[Stored dataset items]
☆ ☆ ☆
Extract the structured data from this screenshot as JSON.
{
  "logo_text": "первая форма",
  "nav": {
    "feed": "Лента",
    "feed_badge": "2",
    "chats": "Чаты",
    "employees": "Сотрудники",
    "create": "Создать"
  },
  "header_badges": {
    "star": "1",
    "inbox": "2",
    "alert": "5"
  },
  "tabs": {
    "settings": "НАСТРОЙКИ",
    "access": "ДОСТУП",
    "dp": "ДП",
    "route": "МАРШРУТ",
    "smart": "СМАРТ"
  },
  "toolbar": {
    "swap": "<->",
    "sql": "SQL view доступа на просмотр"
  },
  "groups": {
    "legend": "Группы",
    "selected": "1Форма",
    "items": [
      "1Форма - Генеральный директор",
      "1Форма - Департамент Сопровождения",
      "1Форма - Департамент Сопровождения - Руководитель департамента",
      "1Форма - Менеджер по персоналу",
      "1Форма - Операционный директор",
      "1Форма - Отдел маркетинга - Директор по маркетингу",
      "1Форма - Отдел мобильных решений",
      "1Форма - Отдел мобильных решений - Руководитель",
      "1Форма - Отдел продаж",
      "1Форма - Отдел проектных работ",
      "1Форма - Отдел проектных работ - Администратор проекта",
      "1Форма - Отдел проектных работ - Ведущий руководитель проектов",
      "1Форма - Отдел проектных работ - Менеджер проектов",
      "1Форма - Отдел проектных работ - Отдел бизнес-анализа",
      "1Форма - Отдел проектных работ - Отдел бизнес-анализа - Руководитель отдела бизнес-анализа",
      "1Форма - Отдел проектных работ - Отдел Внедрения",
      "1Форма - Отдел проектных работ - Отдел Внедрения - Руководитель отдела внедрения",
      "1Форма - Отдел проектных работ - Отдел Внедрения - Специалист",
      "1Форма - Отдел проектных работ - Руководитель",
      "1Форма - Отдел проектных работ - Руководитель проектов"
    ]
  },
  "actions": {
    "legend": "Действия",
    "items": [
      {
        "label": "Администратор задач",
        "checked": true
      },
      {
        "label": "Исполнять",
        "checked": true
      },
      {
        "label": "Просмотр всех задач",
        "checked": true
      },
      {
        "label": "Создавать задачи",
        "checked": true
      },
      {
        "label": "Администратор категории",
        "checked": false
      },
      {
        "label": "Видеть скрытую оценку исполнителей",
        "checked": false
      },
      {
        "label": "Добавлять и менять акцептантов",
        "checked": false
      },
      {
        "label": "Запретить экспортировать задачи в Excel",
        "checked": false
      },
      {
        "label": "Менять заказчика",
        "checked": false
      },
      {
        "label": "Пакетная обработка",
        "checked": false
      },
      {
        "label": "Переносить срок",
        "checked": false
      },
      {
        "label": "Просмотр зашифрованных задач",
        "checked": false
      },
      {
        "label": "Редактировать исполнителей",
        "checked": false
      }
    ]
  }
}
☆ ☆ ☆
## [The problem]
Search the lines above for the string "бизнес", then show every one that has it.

## [Output]
      "1Форма - Отдел проектных работ - Отдел бизнес-анализа",
      "1Форма - Отдел проектных работ - Отдел бизнес-анализа - Руководитель отдела бизнес-анализа",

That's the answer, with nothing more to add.